» **Your goal**:
All lines of the listing that contain "where" should be shown in full.
[[ Exercise materials open ]]
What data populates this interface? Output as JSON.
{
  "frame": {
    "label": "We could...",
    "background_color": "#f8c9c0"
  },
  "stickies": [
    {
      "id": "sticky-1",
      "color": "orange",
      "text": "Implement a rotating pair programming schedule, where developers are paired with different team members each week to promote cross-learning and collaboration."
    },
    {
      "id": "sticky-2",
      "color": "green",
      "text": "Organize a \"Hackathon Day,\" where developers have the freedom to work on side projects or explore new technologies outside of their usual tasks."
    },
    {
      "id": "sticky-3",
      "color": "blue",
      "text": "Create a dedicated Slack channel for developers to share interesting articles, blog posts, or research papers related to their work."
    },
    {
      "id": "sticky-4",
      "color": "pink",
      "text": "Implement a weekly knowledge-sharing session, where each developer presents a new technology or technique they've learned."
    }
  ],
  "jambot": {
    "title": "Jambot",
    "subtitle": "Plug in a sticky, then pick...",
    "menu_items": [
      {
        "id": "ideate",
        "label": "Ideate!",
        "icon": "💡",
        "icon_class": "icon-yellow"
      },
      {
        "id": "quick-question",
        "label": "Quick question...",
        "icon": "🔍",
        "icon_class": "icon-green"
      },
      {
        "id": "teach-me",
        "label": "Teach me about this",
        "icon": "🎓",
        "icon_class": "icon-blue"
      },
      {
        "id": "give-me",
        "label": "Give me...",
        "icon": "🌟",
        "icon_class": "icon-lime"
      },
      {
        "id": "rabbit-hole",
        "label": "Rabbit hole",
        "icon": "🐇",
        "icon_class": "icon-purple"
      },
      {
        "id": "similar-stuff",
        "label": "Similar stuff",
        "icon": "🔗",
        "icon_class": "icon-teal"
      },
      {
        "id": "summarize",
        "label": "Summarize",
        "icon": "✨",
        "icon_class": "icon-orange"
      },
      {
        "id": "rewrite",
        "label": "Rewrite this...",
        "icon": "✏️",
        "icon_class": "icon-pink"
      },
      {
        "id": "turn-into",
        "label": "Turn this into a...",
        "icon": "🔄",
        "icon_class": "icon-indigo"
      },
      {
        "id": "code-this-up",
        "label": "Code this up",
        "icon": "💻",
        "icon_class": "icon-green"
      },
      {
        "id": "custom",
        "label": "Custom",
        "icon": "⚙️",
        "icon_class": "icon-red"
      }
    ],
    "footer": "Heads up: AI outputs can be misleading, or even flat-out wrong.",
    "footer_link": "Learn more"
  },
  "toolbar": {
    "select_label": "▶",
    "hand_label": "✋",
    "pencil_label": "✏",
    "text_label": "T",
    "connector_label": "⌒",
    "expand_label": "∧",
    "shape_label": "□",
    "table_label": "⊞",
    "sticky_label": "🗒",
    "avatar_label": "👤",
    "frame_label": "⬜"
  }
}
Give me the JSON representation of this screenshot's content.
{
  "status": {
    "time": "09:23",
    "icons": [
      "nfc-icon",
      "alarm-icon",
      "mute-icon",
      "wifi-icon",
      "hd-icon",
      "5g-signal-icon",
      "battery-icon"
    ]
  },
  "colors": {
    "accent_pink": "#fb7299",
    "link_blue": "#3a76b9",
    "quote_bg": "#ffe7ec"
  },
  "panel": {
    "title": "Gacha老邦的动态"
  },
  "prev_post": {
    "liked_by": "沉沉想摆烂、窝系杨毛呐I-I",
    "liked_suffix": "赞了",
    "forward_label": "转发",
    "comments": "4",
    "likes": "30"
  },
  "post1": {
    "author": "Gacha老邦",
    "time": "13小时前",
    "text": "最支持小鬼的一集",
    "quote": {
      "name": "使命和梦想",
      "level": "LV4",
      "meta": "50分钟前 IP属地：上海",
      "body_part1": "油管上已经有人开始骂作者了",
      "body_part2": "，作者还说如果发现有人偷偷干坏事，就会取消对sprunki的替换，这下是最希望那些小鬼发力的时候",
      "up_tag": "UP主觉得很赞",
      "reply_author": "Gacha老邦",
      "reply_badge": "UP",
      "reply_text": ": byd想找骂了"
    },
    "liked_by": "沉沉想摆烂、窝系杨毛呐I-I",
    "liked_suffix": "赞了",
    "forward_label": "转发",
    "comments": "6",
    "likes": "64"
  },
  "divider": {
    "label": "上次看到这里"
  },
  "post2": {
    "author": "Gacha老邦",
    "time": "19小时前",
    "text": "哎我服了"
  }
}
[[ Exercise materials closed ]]
» **Finished task**:
      "text": "Implement a rotating pair programming schedule, where developers are paired with different team members each week to promote cross-learning and collaboration."
      "text": "Organize a \"Hackathon Day,\" where developers have the freedom to work on side projects or explore new technologies outside of their usual tasks."
      "text": "Implement a weekly knowledge-sharing session, where each developer presents a new technology or technique they've learned."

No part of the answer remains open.